Greene: Look at quantum mechanics. It was this esoteric-sounding subject in the 1920s and 1930s. Trying to understand the structure of the atom and the way electrons evolve in time felt very distant from everyday life, very distant from anything that government should be funding, if it’s funding things that actually make a difference to our lives. But 80 years later, the fact that we have cell phones, the fact that we have all sorts of medical technology, the fact that we have personal computers, the fact that we have lasers—it all comes from a basic understanding of quantum physics. So people need to recognize that basic research doesn’t just enrich intellectual life, which is absolutely vital—it ultimately changes all our lives.

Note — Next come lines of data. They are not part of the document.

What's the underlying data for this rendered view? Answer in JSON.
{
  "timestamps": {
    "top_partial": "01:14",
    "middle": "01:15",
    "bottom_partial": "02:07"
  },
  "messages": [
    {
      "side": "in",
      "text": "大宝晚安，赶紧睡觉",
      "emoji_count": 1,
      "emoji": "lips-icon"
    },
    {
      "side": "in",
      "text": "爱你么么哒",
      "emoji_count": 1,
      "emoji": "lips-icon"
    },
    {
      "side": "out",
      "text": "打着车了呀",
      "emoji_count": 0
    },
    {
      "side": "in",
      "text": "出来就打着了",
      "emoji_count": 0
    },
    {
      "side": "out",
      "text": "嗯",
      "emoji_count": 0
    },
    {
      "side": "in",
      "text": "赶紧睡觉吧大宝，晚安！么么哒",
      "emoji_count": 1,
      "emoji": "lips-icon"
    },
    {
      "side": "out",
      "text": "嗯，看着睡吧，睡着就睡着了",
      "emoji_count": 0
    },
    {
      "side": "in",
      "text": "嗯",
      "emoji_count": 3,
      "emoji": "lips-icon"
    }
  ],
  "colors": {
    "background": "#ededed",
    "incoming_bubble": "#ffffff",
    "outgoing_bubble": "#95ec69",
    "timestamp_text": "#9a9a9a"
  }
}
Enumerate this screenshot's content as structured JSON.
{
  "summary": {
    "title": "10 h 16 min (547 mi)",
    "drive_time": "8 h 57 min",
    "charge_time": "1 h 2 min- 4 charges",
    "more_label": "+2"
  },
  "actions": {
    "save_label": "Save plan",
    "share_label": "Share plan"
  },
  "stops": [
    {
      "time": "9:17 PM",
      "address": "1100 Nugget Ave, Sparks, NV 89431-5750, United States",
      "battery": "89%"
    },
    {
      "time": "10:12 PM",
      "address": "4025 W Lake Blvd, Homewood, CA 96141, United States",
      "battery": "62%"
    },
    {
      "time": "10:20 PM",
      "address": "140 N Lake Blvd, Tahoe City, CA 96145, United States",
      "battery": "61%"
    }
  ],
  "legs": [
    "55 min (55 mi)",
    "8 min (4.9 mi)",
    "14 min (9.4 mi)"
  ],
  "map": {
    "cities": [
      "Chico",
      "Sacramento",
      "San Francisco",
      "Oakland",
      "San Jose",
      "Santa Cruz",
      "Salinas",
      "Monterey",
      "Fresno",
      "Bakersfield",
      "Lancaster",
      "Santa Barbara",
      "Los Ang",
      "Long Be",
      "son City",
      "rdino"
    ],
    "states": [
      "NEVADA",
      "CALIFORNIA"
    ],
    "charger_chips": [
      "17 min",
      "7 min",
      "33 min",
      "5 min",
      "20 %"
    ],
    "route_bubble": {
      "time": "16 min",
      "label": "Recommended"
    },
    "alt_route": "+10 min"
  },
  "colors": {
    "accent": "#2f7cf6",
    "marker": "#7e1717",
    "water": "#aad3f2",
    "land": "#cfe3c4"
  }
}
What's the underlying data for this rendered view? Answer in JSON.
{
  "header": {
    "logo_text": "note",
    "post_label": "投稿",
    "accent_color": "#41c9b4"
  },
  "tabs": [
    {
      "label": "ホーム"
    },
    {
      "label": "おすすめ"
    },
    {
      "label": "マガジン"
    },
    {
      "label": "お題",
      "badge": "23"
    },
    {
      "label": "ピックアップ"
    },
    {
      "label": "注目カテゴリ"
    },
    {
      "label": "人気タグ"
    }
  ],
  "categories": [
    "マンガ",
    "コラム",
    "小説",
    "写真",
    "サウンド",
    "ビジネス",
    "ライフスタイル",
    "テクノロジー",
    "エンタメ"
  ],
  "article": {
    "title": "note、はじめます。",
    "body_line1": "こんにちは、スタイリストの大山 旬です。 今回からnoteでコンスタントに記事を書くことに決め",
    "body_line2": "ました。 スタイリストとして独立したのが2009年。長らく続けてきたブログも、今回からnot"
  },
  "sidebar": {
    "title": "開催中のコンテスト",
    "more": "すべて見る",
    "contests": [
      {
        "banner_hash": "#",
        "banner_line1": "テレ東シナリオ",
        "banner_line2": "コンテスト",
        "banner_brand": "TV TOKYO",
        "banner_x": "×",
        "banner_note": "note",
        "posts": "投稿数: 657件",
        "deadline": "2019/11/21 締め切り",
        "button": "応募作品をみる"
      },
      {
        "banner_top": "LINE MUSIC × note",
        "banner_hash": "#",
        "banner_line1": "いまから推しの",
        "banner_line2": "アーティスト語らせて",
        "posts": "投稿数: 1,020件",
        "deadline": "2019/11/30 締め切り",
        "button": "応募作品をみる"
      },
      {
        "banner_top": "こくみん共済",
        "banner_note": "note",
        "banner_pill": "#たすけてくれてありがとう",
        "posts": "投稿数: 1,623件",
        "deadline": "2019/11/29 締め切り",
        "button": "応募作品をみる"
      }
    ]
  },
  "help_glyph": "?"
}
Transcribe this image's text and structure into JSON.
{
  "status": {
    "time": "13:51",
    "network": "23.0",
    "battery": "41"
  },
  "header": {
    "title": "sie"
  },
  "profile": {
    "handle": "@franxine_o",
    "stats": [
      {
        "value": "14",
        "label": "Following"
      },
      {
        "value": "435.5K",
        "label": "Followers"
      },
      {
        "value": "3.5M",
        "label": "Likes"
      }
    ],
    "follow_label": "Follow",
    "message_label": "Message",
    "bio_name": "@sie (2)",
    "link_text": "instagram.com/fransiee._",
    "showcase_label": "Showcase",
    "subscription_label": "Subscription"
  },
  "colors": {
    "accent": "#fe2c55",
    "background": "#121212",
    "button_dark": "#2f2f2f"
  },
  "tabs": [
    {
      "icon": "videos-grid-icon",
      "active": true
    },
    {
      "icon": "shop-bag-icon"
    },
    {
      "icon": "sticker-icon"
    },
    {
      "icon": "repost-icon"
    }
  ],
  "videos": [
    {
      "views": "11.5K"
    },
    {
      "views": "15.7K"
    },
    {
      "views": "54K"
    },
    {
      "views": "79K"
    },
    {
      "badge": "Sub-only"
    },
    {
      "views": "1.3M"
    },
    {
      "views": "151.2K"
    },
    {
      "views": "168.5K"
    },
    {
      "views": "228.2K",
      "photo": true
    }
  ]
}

is the author of The Idea Factory: Bell Labs and the Great Age of American Innovation. His stories on business, science, and society have appeared in The New York Times Magazine. He is currently an editor at Fast Company magazine.
Shelley Harrison is senior adviser and head of U.S. corporate portfolio ventures at Coller Capital. He cofounded Symbol Technologies, which received the National Medal of Technology, and was chairman and CEO of Spacehab Inc.
Michal Lipson is an associate professor at the School of Electrical and Computer Engineering at Cornell University. She holds several patents for photonic structures that manipulate light and has published more than 100 technical papers.
is a professor of physics and mathematics at Columbia University, where he codirects the Institute for Strings, Cosmology, and Astroparticle Physics. His books include The Elegant Universe, whose companion NOVA TV special won an Emmy Award.
Corey S. Powell
is the editor in chief at DISCOVER magazine.